WHAT THE TASK ASKS
Every line of the records that contains the string "this" counts once; give the total and nothing else.

PROVIDED INFORMATION
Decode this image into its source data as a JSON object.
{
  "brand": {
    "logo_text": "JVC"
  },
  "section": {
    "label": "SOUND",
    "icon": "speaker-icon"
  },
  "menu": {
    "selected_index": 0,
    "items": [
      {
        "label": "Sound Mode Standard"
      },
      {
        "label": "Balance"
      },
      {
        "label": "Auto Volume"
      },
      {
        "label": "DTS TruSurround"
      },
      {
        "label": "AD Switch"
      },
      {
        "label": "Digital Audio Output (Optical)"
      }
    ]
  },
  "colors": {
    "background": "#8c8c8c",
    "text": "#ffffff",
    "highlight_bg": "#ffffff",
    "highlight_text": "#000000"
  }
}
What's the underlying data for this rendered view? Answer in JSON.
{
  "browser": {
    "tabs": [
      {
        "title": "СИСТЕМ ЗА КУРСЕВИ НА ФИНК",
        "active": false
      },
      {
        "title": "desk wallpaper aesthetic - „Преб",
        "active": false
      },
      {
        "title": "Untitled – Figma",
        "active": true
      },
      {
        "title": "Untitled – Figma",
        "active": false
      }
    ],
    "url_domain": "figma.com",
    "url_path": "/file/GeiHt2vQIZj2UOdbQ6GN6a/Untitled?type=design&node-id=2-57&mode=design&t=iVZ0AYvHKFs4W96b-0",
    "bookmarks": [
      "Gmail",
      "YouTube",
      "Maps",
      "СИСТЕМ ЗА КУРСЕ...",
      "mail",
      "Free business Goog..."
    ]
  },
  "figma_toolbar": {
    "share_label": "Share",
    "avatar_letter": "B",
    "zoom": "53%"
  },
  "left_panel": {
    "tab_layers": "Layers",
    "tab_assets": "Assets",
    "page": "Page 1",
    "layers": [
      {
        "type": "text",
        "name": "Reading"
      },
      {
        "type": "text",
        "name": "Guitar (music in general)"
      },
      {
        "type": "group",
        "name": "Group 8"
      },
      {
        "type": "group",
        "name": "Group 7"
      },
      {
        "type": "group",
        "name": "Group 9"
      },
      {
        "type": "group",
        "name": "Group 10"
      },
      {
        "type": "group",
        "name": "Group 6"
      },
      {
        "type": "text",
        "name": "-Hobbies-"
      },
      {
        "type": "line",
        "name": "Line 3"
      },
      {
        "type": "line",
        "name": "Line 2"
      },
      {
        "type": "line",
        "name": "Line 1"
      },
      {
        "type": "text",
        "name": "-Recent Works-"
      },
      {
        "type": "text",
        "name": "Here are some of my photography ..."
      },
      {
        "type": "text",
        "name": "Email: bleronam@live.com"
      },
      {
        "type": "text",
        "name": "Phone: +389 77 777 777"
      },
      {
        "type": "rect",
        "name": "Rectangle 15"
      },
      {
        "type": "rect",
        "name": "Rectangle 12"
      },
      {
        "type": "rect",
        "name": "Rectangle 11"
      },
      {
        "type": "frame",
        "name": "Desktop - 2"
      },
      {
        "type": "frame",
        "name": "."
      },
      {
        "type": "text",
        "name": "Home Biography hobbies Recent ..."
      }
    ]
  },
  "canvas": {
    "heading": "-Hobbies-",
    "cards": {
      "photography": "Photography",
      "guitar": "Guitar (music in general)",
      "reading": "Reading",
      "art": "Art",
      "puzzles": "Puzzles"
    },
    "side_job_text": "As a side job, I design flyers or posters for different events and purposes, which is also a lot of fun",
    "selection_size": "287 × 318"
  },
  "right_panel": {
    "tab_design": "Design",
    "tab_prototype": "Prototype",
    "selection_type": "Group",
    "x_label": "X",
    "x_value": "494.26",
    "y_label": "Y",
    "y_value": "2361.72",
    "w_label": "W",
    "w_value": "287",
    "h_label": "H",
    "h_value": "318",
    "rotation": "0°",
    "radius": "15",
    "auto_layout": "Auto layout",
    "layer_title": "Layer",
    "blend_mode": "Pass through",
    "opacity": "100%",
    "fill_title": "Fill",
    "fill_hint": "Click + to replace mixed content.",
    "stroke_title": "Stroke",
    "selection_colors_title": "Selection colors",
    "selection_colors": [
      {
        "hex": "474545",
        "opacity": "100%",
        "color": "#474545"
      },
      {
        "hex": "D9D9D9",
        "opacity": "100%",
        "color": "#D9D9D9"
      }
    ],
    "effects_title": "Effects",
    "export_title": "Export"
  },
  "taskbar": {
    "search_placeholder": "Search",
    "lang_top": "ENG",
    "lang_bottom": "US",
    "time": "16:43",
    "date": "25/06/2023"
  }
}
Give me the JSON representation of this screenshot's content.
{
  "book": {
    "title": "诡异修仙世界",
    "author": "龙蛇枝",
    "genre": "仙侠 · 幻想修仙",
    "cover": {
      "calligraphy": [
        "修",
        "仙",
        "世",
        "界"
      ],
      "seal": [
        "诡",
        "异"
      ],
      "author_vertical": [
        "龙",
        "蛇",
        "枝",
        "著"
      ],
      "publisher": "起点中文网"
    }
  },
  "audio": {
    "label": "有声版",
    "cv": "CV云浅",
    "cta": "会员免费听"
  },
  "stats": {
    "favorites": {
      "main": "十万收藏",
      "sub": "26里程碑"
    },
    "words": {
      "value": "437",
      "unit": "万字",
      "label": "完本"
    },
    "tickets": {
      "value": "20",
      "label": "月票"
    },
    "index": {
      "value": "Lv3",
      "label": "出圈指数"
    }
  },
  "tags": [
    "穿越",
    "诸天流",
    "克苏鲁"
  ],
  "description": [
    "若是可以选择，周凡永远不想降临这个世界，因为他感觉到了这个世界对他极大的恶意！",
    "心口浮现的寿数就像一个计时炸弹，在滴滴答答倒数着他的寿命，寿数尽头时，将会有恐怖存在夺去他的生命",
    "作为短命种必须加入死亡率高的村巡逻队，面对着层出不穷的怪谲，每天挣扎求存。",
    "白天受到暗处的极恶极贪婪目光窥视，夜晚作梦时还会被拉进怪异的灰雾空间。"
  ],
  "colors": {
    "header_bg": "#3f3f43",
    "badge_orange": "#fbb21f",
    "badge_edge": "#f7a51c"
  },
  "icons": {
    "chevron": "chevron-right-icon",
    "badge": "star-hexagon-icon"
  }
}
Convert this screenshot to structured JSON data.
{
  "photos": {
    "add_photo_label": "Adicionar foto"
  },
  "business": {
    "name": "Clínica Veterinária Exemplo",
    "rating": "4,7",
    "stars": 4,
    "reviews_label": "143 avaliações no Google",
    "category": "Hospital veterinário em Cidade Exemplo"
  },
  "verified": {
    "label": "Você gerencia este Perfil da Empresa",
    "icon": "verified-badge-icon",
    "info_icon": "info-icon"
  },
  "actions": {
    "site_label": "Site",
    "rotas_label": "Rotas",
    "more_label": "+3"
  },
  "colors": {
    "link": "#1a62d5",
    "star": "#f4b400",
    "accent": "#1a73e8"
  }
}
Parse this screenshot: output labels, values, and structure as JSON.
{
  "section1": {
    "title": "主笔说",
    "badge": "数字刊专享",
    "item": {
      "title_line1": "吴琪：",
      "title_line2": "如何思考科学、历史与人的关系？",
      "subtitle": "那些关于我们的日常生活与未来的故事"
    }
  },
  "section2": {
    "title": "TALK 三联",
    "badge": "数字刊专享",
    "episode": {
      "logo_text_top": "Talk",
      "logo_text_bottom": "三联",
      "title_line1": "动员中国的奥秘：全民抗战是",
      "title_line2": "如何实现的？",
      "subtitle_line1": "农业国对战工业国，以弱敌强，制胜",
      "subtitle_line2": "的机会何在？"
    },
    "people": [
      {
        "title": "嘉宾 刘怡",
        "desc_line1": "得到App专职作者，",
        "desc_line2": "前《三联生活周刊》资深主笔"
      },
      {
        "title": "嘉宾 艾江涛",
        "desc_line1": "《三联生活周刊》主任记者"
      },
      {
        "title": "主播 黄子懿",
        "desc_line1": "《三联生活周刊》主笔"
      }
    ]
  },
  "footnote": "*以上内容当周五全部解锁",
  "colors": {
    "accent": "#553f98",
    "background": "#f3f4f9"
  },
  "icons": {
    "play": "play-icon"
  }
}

TASK RESULT
5